In some states, you’re actually required by state law to have a real estate attorney present when a home is bought or sold. In the majority of the country, it’s not required, but people do choose to have an attorney help them with the transaction, especially if dealing with complex transactions, distressed properties, or real estate holdings that have been inherited. If you do hire a lawyer, he or she will often be paid at closing, out of the proceeds from the sale.
Attorneys are required to oversee closing in 21 states and Washington, D.C. These states include Alabama, Connecticut, Delaware, Florida, Georgia, Kansas, Kentucky, Maine, Maryland, Massachusetts, Mississippi, New Hampshire, New Jersey, New York, North Dakota, Pennsylvania, Rhode Island, South Carolina, Vermont, Virginia, and West Virginia. In these states, the closing attorney would generally take the place of an escrow company or other settlement agent.
When are closing costs due?
Closing costs are due at the closing when the buyer’s funds are available for payment and disbursement and the closing documents are all signed around. All of the items we’ve covered above will be deducted from your proceeds on the sale, so you won’t need to bring cash to your closing unless your property is underwater — that means you owe more on it than it’s worth.
In 2018, the typical U.S. home spent between 65 and 93 days on the market, from listing to closing. The time a home spends on the market varies greatly depending on local market conditions, demand, and seasonality. Time tends to be shorter in the spring and summer months when home buying demand is highest, and longer in fall and winter when demand falls off. (In today's market, you can expect less than 60 days on the market.)
How to reduce closing costs
While you might want to know how to avoid closing costs completely, it can’t really be done. But there are a few ways to reduce closing costs, including:
Shopping around for title and escrow/settlement companies: In most states, title and escrow companies set their own price structure, so it’s worth shopping around to make sure you’re getting a good deal.
Requesting a title insurance reissue rate: As discussed earlier, if you’ve lived in the home you’re selling for just a few years, you may qualify for a reduced rate on your owner’s title insurance policy.
Selling FSBO (For Sale By Owner) or with a discount broker: Save some or all of the 3% commission that goes to the seller’s agent by listing on your own or using a limited-service broker.
Other seller costs
In addition to closing costs, keep in mind that as a seller, you may end up paying for additional costs, including:
Loan prepayment fee: Depending on the terms of the mortgage you’ll be paying off, you’ll want to watch out for a prepayment penalty. This one-time fee is paid at closing to your mortgage company.
Home improvements: Unless your home is picture-perfect to begin with, you’ll likely spend some money getting your home ready for listing. Common tasks include painting, servicing major systems like the furnace and A/C, and landscaping. While not part of your actual closing process, it’s an out-of-pocket expense you’ll want to plan for.
Moving costs: Of course, right around closing, you’ll also be moving.
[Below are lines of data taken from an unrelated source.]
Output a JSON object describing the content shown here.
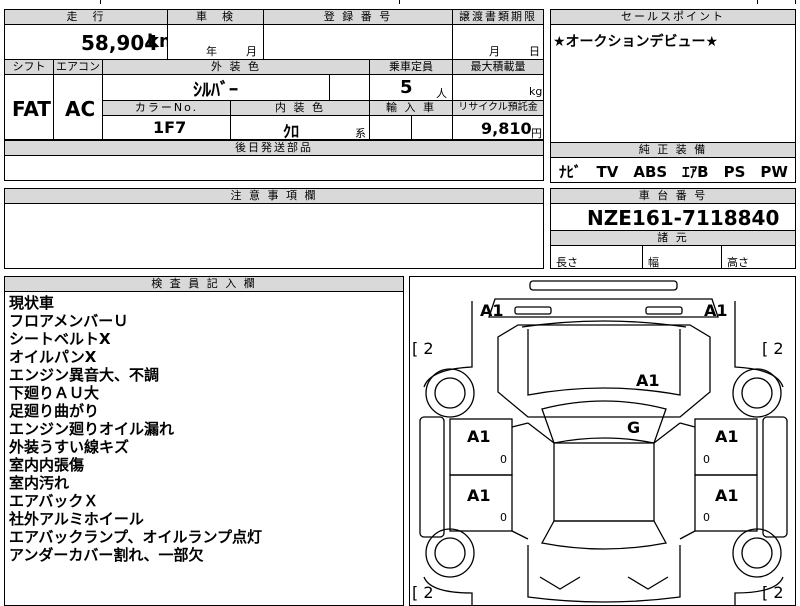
{
  "headers": {
    "mileage": "走　行",
    "inspection": "車　検",
    "registration_no": "登 録 番 号",
    "transfer_docs": "譲渡書類期限",
    "sales_point": "セールスポイント",
    "shift": "シフト",
    "aircon": "エアコン",
    "exterior_color": "外 装 色",
    "capacity": "乗車定員",
    "max_load": "最大積載量",
    "color_no": "カラーNo.",
    "interior_color": "内 装 色",
    "import": "輸 入 車",
    "recycle": "リサイクル預託金",
    "deferred_parts": "後日発送部品",
    "genuine_equipment": "純 正 装 備",
    "caution": "注 意 事 項 欄",
    "chassis_no": "車 台 番 号",
    "dimensions": "諸 元",
    "inspector_notes": "検 査 員 記 入 欄"
  },
  "vehicle": {
    "mileage_value": "58,904",
    "mileage_unit": "km",
    "inspection_year_unit": "年",
    "inspection_month_unit": "月",
    "transfer_month_unit": "月",
    "transfer_day_unit": "日",
    "shift": "FAT",
    "aircon": "AC",
    "exterior_color": "ｼﾙﾊﾞｰ",
    "capacity": "5",
    "capacity_unit": "人",
    "load_unit": "kg",
    "color_no": "1F7",
    "interior_color": "ｸﾛ",
    "interior_suffix": "系",
    "recycle_fee": "9,810",
    "recycle_unit": "円",
    "sales_point": "★オークションデビュー★",
    "genuine_equipment": "ﾅﾋﾞ　TV　ABS　ｴｱB　PS　PW",
    "chassis_no": "NZE161-7118840",
    "dim_length": "長さ",
    "dim_width": "幅",
    "dim_height": "高さ"
  },
  "inspector_notes": [
    "現状車",
    "フロアメンバーＵ",
    "シートベルトX",
    "オイルパンX",
    "エンジン異音大、不調",
    "下廻りＡＵ大",
    "足廻り曲がり",
    "エンジン廻りオイル漏れ",
    "外装うすい線キズ",
    "室内内張傷",
    "室内汚れ",
    "エアバックＸ",
    "社外アルミホイール",
    "エアバックランプ、オイルランプ点灯",
    "アンダーカバー割れ、一部欠"
  ],
  "diagram_marks": {
    "front_left": "A1",
    "front_right": "A1",
    "hood": "A1",
    "roof": "G",
    "left_door_front": "A1",
    "right_door_front": "A1",
    "left_door_rear": "A1",
    "right_door_rear": "A1",
    "tire_fl": "[ 2",
    "tire_fr": "[ 2",
    "tire_rl": "[ 2",
    "tire_rr": "[ 2",
    "zero_1": "0",
    "zero_2": "0",
    "zero_3": "0",
    "zero_4": "0"
  }
}
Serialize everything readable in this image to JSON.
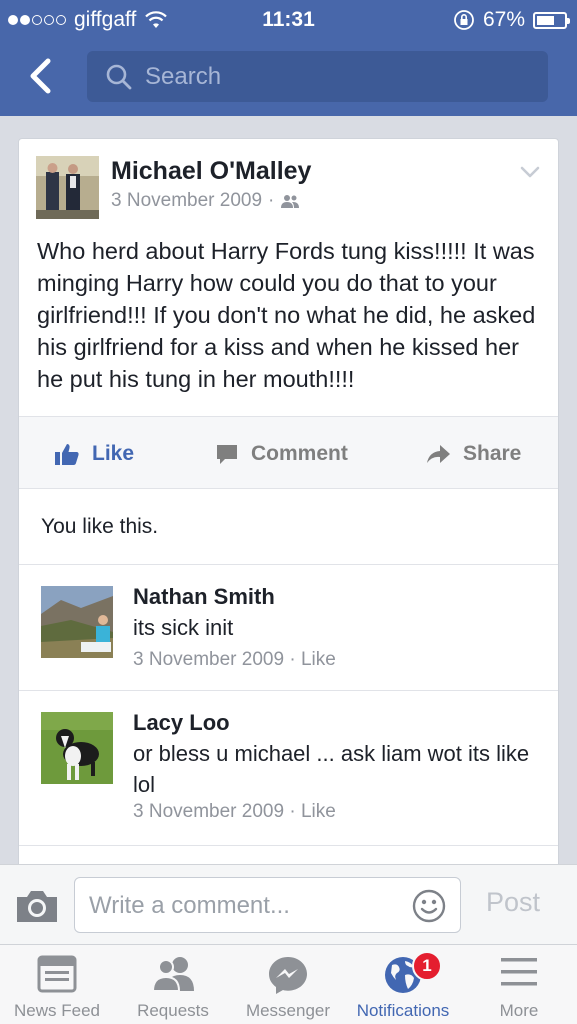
{
  "status": {
    "carrier": "giffgaff",
    "time": "11:31",
    "battery": "67%",
    "battery_level": 0.67
  },
  "header": {
    "search_placeholder": "Search"
  },
  "post": {
    "author": "Michael O'Malley",
    "date": "3 November 2009",
    "meta_separator": "·",
    "text": "Who herd about Harry Fords tung kiss!!!!! It was minging Harry how could you do that to your girlfriend!!! If you don't no what he did, he asked his girlfriend for a kiss and when he kissed her he put his tung in her mouth!!!!"
  },
  "actions": {
    "like": "Like",
    "comment": "Comment",
    "share": "Share"
  },
  "likes_summary": "You like this.",
  "comments": [
    {
      "name": "Nathan Smith",
      "text": "its sick init",
      "date": "3 November 2009",
      "like": "Like",
      "sep": "·"
    },
    {
      "name": "Lacy Loo",
      "text": "or bless u michael ... ask liam wot its like lol",
      "date": "3 November 2009",
      "like": "Like",
      "sep": "·"
    }
  ],
  "composer": {
    "placeholder": "Write a comment...",
    "post_label": "Post"
  },
  "tabs": [
    {
      "label": "News Feed"
    },
    {
      "label": "Requests"
    },
    {
      "label": "Messenger"
    },
    {
      "label": "Notifications",
      "badge": "1"
    },
    {
      "label": "More"
    }
  ],
  "colors": {
    "brand": "#4867aa",
    "link": "#4267b2",
    "badge": "#e41e2f"
  }
}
Make sure to set aside funds to cover your moving expenses, whether you’re moving across town or across the country.
Closing costs for buyers
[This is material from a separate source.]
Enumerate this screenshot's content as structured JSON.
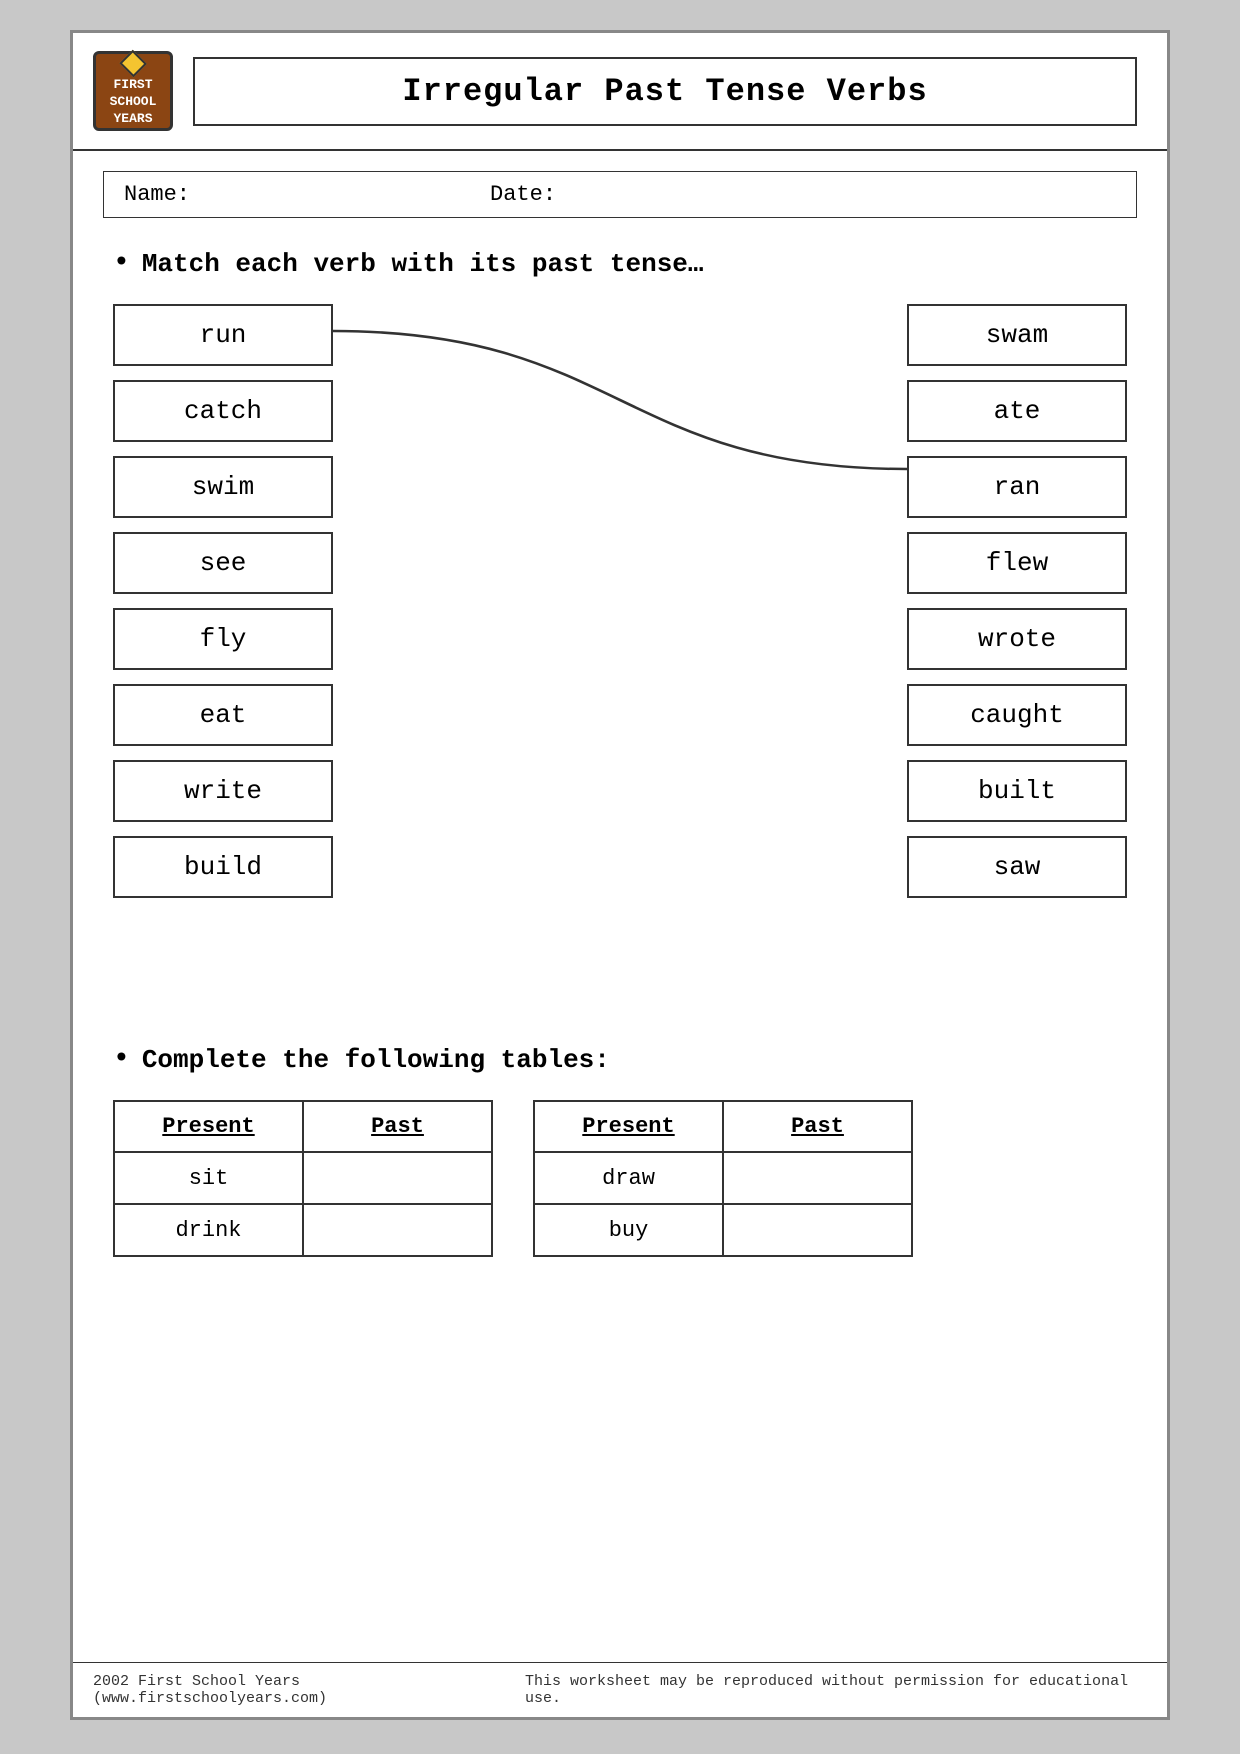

Often, people sell their home because they’re buying a new home. If you’re buying another home soon, you’re not out from under-closing costs just yet. Buyers have their own set of closing costs when buying a new home, and they typically include:
- Appraisal fee
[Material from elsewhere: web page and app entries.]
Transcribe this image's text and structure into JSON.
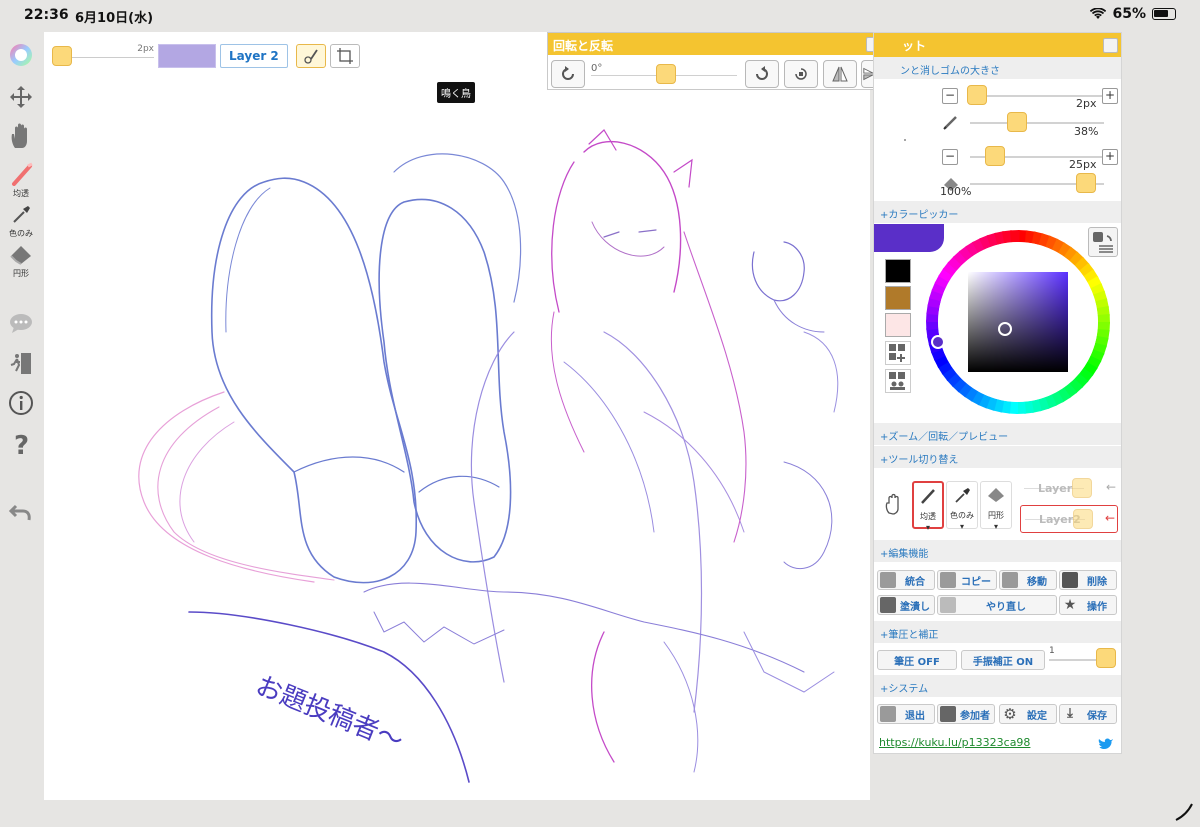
{
  "status": {
    "time": "22:36",
    "date": "6月10日(水)",
    "battery": "65%"
  },
  "left_tools": {
    "pen_caption": "均透",
    "dropper_caption": "色のみ",
    "eraser_caption": "円形"
  },
  "topbar": {
    "size_label": "2px",
    "layer_label": "Layer 2"
  },
  "tooltip": "鳴く鳥",
  "rotate_panel": {
    "title": "回転と反転",
    "angle": "0°"
  },
  "right_panel": {
    "title_partial": "ット",
    "brush_section": "ンと消しゴムの大きさ",
    "pen_size": "2px",
    "pen_opacity": "38%",
    "eraser_size": "25px",
    "eraser_opacity": "100%",
    "color_picker_section": "+カラーピッカー",
    "zoom_section": "+ズーム／回転／プレビュー",
    "tool_switch_section": "+ツール切り替え",
    "tool_pen_label": "均透",
    "tool_dropper_label": "色のみ",
    "tool_eraser_label": "円形",
    "layer1_label": "Layer",
    "layer2_label": "Layer2",
    "edit_section": "+編集機能",
    "edit_buttons": [
      "統合",
      "コピー",
      "移動",
      "削除",
      "塗潰し",
      "やり直し",
      "操作"
    ],
    "pressure_section": "+筆圧と補正",
    "pressure_btn": "筆圧 OFF",
    "stabilizer_btn": "手振補正 ON",
    "stabilizer_value": "1",
    "system_section": "+システム",
    "system_buttons": [
      "退出",
      "参加者",
      "設定",
      "保存"
    ],
    "link": "https://kuku.lu/p13323ca98"
  },
  "colors": {
    "accent_yellow": "#f4c430",
    "current_color": "#5a2fc8",
    "swatch_black": "#000000",
    "swatch_brown": "#b07a2a",
    "swatch_pink": "#fde6e6",
    "layer_blue": "#1f74c4"
  },
  "canvas_text": "お題投稿者〜"
}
- Application fee
- Origination fee
- Title insurance policy for the lender
- Inspection fee
- Flood certification fee (in some areas)
- Prepaid interest
- Homeowner’s insurance
- Pro-rated property taxes
- Tax servicing fee
- Credit report fee
- Bank processing fee
- Recording fee
- Notary fee
- Loan discount points